This dinner, however, I’m told to stay.

“Take note, Jackie,” our father says. “Your brother is heading for certain failure.”

Like me, our mother is at a loss.  She has a puzzled look on her face.  “Buddy,” she says.  “Grades, spades.  Tell me what’s really going here.”

Our father refuses to answer the question.  He remains the only one eating.

“Well look at you,” she says.  “Don’t let us interrupt.”

Between bites his throat makes pained swallows.

At random our mother interjects, “Son…Rick…Crawdad…What your father means…You might want to consider…Down the road…A diploma…Who knows?”

But I know they’re both saying something else.

“Rick,” they’re pointing out, “think about Jackson.  He looks up to you.”

Later, in the basement, Rick is under his pelt.  Standing over his bed I ask if he’d like to smoke some dope or take the raft out for a cruise or maybe shoot BB guns at the oak tree that separates our yard from our neighbor.

“What’s so great about Florida?”  I ask, not knowing exactly what I mean.

Rick sits up.  His eyes look like bruised fruit.  I can see what he will look like in twenty years.  He tells me he has to leave.  He says he can’t stay here, trapped this way – waiting for the trigger.  Like he said earlier, we’ll one day have our own language.  We’ll have a hundred words for kill.  But the longer he stays, the harder it will be to wean from our mother tongue.

“Not to worry, Hippie.  When I come back we’ll gather supplies as well as other recruits.  Then we’ll drop anchor.  Libertas will be our vessel to a new mythology.”

“Out of sight,” I say.

“Man, when we’re done, they’ll build a Pantheon for us, if you know what that is.”

“Really, the Parthenon?”

“Pantheon.  Parthenon.  Whatever.  It will be beautiful.  Frontier times.”

“Like Magellan.”

“You got it, little brother.  We’ll be greeted as heroes in every port.  We’ll lack nothing.  Not mention you’ll have your choice of goddesses.”

My imagination floats from pirates to fire gods to war paint to Miss Godfrey.

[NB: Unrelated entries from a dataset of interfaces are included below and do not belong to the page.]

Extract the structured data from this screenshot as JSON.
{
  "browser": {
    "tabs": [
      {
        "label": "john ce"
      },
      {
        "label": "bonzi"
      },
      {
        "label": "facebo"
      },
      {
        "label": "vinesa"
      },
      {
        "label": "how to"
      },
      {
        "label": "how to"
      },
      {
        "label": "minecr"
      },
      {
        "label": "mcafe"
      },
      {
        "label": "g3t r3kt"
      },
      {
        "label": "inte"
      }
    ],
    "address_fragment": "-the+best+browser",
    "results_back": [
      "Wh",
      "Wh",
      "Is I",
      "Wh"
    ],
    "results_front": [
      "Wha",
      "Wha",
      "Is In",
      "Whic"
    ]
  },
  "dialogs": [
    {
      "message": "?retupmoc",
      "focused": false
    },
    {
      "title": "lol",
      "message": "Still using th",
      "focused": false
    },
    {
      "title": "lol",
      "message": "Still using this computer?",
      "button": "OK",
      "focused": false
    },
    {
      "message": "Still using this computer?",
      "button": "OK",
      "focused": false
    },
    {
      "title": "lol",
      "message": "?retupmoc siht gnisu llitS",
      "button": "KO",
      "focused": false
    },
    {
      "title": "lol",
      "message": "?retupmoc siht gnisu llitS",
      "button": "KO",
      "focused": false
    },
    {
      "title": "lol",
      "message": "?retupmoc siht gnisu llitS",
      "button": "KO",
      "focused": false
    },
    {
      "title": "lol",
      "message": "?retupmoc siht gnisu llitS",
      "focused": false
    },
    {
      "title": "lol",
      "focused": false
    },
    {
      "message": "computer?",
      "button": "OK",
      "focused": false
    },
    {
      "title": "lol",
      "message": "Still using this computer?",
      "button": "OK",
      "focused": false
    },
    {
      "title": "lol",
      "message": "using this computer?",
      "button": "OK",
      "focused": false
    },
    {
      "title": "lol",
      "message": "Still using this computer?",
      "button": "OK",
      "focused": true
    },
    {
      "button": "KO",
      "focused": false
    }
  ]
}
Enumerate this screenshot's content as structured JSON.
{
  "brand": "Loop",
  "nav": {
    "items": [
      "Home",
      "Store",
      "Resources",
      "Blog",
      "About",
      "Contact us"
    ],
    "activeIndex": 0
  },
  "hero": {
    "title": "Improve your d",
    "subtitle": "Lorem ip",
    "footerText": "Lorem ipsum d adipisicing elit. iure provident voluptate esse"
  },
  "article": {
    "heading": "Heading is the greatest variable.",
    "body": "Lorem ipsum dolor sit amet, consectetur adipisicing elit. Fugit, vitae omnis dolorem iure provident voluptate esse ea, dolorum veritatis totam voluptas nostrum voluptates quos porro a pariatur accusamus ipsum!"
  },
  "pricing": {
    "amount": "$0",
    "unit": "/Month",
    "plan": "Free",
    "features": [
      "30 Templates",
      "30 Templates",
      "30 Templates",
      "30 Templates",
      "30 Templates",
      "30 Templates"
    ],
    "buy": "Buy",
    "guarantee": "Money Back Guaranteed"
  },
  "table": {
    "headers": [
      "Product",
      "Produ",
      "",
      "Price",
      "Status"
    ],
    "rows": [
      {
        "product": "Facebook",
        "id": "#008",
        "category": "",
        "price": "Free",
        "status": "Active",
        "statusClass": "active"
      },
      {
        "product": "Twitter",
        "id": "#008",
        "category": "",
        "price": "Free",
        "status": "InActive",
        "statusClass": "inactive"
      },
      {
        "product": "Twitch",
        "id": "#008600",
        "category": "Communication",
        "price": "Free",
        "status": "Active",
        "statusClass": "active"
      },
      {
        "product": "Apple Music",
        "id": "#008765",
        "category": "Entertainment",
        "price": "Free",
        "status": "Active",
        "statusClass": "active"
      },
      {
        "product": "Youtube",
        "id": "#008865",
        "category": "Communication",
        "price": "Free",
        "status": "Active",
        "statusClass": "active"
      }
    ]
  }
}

“How’s that sound?”

“That sounds amazing,” I say, loud enough for our parents to hear.

“But we’re not cubs anymore.  Dig?”

“Crawdad, I like that.”

I consider what his leaving will mean.  What it’ll be like to have the downstairs to myself.

Instinctively, I jump on him.

“Can I have your records?”

Stace Budzko is published or forthcoming in Versal, Redivider, Upstreet, Necessary Fiction, Hint Fiction, PANK, Hobart, elimae, Los Angeles Review, Night Train, Collagist, Flash Fiction Forward, Quick Fiction and elsewhere. The screen adaptation of his story, "How to Set a House on Fire" was recently awarded Best in Show/Best Overall/Best Drama at Spotlight Film Festival, Chicago International Film Festival, Westport Film Festival respectively. At present, he is writer-in-residence at the Institute of Contemporary Art, Boston.